Normally whatever we get from jamming becomes the verse, though I can see how maybe you could do a chorus out of it or something. Normally the intro will come from something an individual band member has been working on and really developed into something cool sounding. Then we figure out a chorus and bridge after brainstorming, and if we feel a solo is necessary, or would sound really good, it'll be me improv'ing, with certain guidelines and basic ideas. Like "ok, so in this spot I'm going to really hold a bended note for a while and then after a bit I'm going to do this, and then after a bit I'm gonna slide up and mess about in this area, then I'm gonna go back down and do this ending lick and then that'll be it"

*The way I get a basic idea of what I want is I keep a pencil around me normally, and I find that generally there's stuff you can write on. So when I have something going in my head which sounds awesome (which happens a pretty good deal) I try to write it down and develop it. One way I do this (I'm prolly an idiot) is I imagine myself playing a concert and just being a total badass doing cool ****, I normally imagine myself playing stuff that I've never heard in my life before, and I try to write it down. I'd say about 5% of the stuff I think of actually is developed, just cause its so hard to capture abstract thoughts like that. But its always worth trying.

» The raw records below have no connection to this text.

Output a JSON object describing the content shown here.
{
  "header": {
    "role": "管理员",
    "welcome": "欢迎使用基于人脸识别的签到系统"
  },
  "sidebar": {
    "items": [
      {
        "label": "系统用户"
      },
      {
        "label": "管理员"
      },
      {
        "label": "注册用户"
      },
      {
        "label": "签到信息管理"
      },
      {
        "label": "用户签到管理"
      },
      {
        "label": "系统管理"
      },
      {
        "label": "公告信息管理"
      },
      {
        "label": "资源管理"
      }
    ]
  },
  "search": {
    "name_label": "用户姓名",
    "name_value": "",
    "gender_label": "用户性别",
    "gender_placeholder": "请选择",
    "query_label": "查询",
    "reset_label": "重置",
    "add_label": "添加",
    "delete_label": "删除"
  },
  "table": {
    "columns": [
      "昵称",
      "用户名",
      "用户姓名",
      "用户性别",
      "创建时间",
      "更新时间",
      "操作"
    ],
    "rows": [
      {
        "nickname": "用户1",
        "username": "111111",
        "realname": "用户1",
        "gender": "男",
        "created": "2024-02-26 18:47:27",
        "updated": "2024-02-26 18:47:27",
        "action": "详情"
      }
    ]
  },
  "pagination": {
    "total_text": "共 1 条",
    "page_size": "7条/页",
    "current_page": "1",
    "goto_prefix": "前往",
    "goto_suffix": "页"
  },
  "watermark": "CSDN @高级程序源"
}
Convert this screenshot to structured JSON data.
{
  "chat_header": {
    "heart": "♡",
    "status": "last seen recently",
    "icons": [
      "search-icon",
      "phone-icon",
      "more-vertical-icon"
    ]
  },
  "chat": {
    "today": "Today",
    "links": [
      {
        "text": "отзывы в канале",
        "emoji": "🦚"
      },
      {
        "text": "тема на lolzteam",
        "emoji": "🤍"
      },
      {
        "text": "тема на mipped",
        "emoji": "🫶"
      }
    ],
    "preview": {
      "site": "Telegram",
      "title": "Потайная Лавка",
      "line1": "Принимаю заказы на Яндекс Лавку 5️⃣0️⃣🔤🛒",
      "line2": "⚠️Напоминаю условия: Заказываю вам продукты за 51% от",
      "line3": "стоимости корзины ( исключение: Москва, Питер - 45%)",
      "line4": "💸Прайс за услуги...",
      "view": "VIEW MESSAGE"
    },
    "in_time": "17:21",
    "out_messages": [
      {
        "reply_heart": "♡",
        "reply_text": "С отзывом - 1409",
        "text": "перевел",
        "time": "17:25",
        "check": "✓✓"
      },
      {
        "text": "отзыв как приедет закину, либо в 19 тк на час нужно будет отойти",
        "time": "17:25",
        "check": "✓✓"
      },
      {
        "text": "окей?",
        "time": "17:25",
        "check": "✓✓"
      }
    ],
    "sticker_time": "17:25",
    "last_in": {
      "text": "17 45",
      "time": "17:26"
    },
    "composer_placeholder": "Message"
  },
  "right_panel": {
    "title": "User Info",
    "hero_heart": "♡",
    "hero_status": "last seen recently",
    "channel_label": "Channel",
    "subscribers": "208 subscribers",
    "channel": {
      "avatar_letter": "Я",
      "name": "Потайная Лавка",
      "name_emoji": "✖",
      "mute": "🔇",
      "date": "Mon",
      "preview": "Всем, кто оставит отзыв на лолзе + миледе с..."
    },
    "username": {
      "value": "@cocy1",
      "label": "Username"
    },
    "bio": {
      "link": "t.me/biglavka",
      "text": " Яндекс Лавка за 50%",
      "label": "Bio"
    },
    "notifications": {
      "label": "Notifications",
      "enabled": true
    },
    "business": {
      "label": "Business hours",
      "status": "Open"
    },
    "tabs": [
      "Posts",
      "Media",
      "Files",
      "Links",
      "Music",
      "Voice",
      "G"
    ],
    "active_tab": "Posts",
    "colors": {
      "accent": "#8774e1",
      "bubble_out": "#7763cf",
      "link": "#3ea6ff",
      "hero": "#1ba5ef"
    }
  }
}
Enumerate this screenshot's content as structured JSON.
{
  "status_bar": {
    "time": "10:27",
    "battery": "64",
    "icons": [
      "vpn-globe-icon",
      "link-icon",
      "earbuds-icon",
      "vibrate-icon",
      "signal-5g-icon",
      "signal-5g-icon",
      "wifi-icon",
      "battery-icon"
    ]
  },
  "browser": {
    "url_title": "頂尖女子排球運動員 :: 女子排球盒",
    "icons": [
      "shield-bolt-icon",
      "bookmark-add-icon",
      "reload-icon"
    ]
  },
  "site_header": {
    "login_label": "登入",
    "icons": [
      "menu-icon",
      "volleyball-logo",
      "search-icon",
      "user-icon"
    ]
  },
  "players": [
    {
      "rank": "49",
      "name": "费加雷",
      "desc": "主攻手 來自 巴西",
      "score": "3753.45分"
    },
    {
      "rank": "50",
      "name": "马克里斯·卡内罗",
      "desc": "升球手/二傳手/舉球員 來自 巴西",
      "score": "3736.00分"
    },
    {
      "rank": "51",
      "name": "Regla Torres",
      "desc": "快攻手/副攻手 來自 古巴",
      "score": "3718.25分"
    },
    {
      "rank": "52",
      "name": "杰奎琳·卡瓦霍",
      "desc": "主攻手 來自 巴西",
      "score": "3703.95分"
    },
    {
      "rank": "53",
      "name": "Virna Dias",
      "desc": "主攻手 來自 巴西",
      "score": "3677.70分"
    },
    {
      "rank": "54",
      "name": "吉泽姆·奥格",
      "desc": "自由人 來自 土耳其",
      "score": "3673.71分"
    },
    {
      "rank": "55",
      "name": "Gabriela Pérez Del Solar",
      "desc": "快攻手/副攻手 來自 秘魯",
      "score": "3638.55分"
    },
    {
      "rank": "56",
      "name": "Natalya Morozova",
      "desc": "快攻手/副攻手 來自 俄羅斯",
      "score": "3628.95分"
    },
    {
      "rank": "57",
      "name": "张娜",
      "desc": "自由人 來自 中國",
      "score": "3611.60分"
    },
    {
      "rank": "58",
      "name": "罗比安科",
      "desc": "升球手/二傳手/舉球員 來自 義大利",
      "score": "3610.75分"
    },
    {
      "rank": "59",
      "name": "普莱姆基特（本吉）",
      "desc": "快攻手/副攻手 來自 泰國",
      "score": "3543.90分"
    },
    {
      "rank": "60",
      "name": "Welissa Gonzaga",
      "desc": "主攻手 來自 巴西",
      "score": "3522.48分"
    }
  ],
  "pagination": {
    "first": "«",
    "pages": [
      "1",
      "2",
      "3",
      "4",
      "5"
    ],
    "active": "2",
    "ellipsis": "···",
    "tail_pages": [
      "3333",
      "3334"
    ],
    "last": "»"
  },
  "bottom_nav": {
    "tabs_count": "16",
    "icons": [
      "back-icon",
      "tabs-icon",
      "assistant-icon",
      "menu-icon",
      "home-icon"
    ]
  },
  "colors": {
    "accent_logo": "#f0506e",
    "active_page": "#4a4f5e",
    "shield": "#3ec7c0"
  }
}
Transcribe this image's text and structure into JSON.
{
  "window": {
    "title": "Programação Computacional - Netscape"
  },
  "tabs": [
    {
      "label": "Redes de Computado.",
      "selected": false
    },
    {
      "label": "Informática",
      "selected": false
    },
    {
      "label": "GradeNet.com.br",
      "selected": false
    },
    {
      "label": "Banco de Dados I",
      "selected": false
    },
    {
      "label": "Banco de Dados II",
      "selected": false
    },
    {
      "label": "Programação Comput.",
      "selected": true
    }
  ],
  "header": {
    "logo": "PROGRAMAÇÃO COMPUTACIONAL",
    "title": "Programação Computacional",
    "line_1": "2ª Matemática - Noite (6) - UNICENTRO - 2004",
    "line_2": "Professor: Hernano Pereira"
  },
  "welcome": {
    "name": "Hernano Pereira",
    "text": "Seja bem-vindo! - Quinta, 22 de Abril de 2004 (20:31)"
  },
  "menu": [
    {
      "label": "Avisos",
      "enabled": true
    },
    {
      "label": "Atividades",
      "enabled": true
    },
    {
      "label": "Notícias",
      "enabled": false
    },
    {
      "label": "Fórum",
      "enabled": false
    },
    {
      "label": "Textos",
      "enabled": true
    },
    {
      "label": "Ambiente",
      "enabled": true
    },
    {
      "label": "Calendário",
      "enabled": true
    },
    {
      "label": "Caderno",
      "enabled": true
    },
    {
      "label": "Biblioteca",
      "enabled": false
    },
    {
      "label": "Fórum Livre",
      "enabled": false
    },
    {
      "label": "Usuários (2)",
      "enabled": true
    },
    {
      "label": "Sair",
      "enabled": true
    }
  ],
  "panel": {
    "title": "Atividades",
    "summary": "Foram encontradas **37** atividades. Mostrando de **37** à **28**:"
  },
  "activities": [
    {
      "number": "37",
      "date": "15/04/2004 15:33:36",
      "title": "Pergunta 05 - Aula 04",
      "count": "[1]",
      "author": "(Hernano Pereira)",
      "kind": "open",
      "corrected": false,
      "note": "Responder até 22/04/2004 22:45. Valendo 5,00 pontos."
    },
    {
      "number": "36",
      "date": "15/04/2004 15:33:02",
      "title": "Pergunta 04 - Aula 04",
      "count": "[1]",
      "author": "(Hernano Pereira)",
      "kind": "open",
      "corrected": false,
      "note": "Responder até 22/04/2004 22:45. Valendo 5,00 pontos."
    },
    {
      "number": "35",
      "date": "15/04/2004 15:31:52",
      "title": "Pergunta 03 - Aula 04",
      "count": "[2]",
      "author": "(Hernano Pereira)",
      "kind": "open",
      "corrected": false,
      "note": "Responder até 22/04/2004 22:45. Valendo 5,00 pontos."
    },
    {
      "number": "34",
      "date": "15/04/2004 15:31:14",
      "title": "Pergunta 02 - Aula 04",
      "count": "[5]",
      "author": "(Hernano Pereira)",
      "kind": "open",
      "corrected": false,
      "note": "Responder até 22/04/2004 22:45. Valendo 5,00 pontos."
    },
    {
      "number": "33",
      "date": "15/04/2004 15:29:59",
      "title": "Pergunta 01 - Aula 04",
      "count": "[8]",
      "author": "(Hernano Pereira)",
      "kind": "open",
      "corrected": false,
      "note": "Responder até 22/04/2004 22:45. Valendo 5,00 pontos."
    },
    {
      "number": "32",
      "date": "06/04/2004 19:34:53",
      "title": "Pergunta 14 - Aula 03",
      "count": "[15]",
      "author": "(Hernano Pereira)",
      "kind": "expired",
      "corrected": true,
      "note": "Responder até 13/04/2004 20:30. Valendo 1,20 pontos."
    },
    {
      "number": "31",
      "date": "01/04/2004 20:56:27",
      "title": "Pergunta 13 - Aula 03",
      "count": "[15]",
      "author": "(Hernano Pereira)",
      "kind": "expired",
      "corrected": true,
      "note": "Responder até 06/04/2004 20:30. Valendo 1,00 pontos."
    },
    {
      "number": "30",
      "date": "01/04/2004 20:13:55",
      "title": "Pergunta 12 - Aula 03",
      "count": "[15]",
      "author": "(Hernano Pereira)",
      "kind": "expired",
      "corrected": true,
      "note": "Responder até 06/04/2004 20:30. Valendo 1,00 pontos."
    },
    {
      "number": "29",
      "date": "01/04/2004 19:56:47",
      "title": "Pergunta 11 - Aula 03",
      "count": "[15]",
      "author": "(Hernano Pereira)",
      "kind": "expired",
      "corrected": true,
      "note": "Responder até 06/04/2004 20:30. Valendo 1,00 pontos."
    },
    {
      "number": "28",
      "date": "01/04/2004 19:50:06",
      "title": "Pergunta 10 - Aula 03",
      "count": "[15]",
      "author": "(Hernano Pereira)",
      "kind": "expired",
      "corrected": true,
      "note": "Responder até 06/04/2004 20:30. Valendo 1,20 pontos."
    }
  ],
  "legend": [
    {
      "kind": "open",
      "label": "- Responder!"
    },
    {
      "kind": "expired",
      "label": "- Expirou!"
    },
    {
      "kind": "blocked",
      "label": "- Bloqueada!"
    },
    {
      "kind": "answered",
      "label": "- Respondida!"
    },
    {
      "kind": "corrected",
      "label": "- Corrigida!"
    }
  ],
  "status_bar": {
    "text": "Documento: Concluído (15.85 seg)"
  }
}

Yup, so there's my advice, very broad and probably not at all helpful. You'll find I haven't talked at all about lyrical development. That's because I have absolutely no idea how to write lyrics and I'd prolly just make it more difficult for you by confusing you with my misconceptions. I would say write something that comes from the heart, but thats cheesy, so I'll tell you to write something that you think is a little clever, and that your mates tease you about, that seems like the key to a good 'heartfelt' song.
#20
I almost always come up with riffs after chords. Most of my songs don't have riffs anyway tho. Generally it goes like this

1. Idea or inspirational event
2. I think of a single lyric that I like, usually out of the blue, and write it down
3. Get my acoustic guitar and write chords that that fit the lyric
4. Write the whole song
5. Sit down at the piano and figure out riffs, bassline etc.
6. Over the next month or so, refine the song; drumbeats, solos, backing vocals etc.
#21
I either write down whats on my mind... or I'll be playing with different chords and find a progression I like and put what im thinking about to it....
Record it on a tape deck or phone make sure its sounds ok try it out at an open mic then record it properly / refine it..
#22
1. Chord progression for verse and chorus (and bridge ect.)
2. Play chords and sing whatever tune and words come into my head
3. Do number two a couple if time, settle on a tune then perfect lyrics
4. Add bassline, guitar parts
5. Add drums
#23
I generally write all of the instruments at once and record it as I write it so I know how all of the instruments sound togther. Usually spawns from an idea on either guitar, bass, or piano. I like writing all of the instruments together because a lot of times the parts will play off of each other and create interwoven melodies. After it is all written I export the drums and mix them, usually record bass next. Then if there is keyboards I record that, then guitar.